Civil Resistance Methods in the 21st Century
Nonviolent civil resistance occurs daily across many societies. This phenomenon ranges from indigenous blockades against resource extraction in the Amazon, anti-corruption hunger strikes in India, street protests against dictators in the Middle East and North Africa, illegal same-sex wedding ceremonies, and whale protection by Greenpeace boat interventions in the Antarctic Ocean.
Extensive coverage of civil resistance is widely available in many countries. Books and movies recount the stories of nonviolent heroes, including Mohandas Gandhi, Martin Luther King, Jr., Dorothy Day, Leymah Gbowee, Lech Wałęsa, Abdul Ghaffar Khan, and the Mothers of the Plaza de Mayo. The A Force More Powerful documentary film, which documents historical civil resistance episodes in India, South Africa, Chile, Denmark, the United States, and Poland, as well as documentaries of Ukraine, Serbia, Liberia, and Egypt have reached tens of millions of viewers. Recent English works by Hallward and Norman (2015) and Schock (2015a, b) provide overviews of nonviolent civil resistance, including documentation of campaigns, tactical narratives, movement and political analysis, and studies of the dynamics of nonviolent conflict.

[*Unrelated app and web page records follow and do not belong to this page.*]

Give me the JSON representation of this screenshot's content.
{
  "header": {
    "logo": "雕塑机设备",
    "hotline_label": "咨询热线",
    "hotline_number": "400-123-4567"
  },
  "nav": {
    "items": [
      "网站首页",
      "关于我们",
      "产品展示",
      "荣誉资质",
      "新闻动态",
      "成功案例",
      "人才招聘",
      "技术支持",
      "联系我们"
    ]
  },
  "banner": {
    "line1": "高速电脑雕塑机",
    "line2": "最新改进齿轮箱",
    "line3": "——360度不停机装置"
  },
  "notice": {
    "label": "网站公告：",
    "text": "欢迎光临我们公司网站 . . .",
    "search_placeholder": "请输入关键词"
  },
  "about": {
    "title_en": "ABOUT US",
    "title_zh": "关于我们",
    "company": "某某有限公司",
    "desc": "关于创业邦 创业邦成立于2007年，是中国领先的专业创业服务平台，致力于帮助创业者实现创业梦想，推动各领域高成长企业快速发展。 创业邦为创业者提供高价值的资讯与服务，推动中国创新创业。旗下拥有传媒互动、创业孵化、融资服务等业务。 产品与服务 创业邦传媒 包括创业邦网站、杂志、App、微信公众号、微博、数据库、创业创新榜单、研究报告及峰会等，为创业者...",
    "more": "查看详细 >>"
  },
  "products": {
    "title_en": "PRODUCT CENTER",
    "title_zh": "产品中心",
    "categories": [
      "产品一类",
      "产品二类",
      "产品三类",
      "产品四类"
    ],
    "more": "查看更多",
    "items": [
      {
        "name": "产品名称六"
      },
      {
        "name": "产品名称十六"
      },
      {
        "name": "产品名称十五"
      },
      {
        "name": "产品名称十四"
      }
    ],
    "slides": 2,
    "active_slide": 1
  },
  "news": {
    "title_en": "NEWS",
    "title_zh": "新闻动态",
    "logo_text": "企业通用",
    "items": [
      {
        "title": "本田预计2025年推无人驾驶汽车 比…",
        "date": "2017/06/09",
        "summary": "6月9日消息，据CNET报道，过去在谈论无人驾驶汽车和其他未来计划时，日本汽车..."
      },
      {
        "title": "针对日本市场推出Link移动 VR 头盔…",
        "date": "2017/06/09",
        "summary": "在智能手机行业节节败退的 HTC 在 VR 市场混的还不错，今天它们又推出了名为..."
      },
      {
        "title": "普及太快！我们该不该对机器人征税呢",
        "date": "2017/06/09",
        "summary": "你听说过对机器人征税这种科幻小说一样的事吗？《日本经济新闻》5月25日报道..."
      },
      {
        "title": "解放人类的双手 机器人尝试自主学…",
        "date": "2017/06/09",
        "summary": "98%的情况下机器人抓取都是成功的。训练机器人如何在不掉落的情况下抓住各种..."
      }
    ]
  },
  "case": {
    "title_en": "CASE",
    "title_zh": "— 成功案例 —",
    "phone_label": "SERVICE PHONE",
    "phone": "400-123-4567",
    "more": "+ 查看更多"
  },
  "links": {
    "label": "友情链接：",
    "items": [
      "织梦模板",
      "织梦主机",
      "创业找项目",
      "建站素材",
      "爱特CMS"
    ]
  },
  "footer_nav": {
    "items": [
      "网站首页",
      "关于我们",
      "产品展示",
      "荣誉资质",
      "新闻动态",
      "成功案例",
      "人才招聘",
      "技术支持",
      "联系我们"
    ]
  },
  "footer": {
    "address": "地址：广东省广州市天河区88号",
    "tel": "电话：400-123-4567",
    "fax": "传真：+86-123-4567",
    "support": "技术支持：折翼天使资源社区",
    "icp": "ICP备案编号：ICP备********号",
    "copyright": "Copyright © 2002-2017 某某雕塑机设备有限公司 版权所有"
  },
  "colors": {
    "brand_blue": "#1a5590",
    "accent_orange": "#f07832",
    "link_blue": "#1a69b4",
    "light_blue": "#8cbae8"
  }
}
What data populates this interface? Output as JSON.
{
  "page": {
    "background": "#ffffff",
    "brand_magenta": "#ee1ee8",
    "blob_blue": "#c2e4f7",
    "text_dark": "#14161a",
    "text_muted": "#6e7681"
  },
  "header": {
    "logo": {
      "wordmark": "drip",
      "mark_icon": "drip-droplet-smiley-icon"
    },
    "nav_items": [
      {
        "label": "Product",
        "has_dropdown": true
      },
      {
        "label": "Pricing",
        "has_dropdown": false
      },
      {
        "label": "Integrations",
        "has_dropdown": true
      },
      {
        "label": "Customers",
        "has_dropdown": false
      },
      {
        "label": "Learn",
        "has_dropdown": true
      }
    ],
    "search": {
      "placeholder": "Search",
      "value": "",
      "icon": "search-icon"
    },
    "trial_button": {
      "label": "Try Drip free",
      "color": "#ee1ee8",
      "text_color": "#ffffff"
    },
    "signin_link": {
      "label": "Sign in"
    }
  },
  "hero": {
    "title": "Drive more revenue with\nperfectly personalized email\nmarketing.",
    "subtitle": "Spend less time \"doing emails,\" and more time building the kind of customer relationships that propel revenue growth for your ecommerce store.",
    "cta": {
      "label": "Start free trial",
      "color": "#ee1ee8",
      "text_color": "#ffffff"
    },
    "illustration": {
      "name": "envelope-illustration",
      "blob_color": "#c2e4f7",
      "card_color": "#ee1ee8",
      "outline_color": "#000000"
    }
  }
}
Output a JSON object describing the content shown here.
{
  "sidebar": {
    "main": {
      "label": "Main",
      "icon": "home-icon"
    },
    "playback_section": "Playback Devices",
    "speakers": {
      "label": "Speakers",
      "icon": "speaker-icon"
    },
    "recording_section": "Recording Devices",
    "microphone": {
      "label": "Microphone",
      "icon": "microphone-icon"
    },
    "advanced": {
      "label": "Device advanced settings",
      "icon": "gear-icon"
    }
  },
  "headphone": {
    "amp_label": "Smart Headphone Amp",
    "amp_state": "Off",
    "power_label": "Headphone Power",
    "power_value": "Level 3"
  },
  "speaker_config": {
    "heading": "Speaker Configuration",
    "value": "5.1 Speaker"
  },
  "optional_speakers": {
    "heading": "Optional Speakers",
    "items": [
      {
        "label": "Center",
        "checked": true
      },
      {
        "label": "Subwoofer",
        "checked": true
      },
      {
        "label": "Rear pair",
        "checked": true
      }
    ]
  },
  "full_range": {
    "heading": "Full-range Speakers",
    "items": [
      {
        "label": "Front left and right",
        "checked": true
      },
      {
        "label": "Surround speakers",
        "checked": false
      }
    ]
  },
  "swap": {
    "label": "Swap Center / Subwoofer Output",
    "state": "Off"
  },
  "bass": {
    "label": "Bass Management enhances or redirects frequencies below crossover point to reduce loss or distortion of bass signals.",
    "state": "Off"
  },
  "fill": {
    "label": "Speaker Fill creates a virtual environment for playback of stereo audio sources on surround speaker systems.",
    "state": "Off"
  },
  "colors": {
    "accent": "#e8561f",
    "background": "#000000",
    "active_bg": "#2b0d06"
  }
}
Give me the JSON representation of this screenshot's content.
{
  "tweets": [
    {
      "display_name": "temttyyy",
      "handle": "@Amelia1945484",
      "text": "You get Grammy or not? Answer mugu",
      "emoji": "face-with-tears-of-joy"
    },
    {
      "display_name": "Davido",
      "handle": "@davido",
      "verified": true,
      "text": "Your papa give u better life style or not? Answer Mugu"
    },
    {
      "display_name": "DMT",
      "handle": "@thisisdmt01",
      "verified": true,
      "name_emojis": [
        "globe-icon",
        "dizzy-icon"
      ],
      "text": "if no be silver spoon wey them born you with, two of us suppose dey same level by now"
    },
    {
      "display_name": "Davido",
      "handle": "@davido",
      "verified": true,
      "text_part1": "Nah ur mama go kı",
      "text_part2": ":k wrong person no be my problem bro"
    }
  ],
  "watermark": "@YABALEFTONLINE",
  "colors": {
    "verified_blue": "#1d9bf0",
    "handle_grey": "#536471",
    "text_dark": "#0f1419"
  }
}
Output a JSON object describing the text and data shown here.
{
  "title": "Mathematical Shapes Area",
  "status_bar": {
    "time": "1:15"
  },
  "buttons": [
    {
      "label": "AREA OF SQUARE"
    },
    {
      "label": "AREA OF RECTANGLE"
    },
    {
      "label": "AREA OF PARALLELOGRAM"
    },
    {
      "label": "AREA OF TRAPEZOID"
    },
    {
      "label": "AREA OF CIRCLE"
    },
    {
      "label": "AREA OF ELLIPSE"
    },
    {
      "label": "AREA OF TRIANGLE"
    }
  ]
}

However, despite widespread interest in the subject, efforts to catalog the wide array of nonviolent methods are limited to Gene Sharp’s 198 nonviolent methods, an extensive list complete with descriptions, examples, and categories published in 1973. However, there have been only minor efforts to significantly update this acclaimed list. Nonviolent methods (used synonymously with actions and tactics in this monograph), can be thought of as nonviolent weapons or tools that are typically utilized as alternatives to violent (or armed) resistance. As with weapons of violence, the weapons of nonviolent conflict are numerous, diverse, and ever-evolving. A few examples include boycotts, strikes, teach-ins, parallel governments, blockades, and marches.
Since 2016, Nonviolence International has been collecting and identifying new methods of nonviolent civil resistance in a Nonviolent Methods Database. This monograph emerged out of this cataloging process and answers three questions:
1) What methods did Gene Sharp omit and what new methods of civil resistance have emerged since 1973?
2) What new categorization of methods can be helpful in documenting this enormous area of human activity?
3) How can this new knowledge—methods and classification—be helpful for practitioners and scholars of civil resistance as well as those who would like to assist nonviolent movements?
Groups including New Tactics in Human Rights, Beautiful Trouble, Gadjah Mada University’s database on nonviolent methods, Şiddetsizlik Eğitim ve Araştırma Dernegi, and the Global Nonviolent Action Database are collecting and cataloguing methods and examples, many of which are now collated into the Nonviolent Methods Database and introduced in this monograph
1. Flash mob
2. Growing hair
CR Tactics Descriptions
- Flash Mob
A flash mob is an unrehearsed, spontaneous, contagious, and dispersed mass action. Flash mobs first emerged in 2003 as a form of participatory performance art, with groups of people using email, blogs, text messages, and Twitter to arrange to meet and perform some kind of playful activity in a public location. More recently, activists have begun to harness the political potential of flash mobs for organizing spontaneous mass actions on short notice.Flash mobs have recently become a powerful tactic for political protest, particularly under repressive conditions. In the midst of a harsh crackdown on protests in Belarus in 2011, for instance, dissidents calling themselves “Revolution through the Social Network” began organizing impromptu demonstrations where protesters would simply gather in public spaces and clap their hands in unison. The result was the bewildering sight of secret police brutally arresting people for the simple act of clapping their hands — a powerful challenge to the legitimacy of an increasingly irrational regime. [Credit: Beautiful Trouble’s article on Flash Mobs]
- Growing hair
Growing hair was a cultural action in many Western nations in the 1960s and 70s that was part of a generational effort to challenge societal assumptions and norms. Growing hair was about making a “back to the land” and “natural” statement and was associated around the world with anti-war movements. Feminists have stopped shaving arm and leg hair in efforts to challenge different gender grooming standards in society. Growing beards, too, is intended as a form of protest. Among recent examples of nonviolent actions in which growing hair was used are protesting the election of Donald Trump; protesting discrimination against Muslims; and protests in Belgium for lack of a government.
- Cacerolazo (protest)
Invented in the 1970s, cacerolazo is a much louder form of protesting than most. Participants bring metal cookware into the streets to clang and bang. In a poignant 2016 example, Venezuelan protesters reintroduced cacerolazos as a way to express their frustrations with Nicolás Maduro, Chavez’s successor. They protested the state of the economy, which for many meant lack of food, making clanking pots all that more meaningful. Women have historically participated in cacerolazos in large numbers. To sustain noise levels and to prevent headaches, earplugs are commonly used.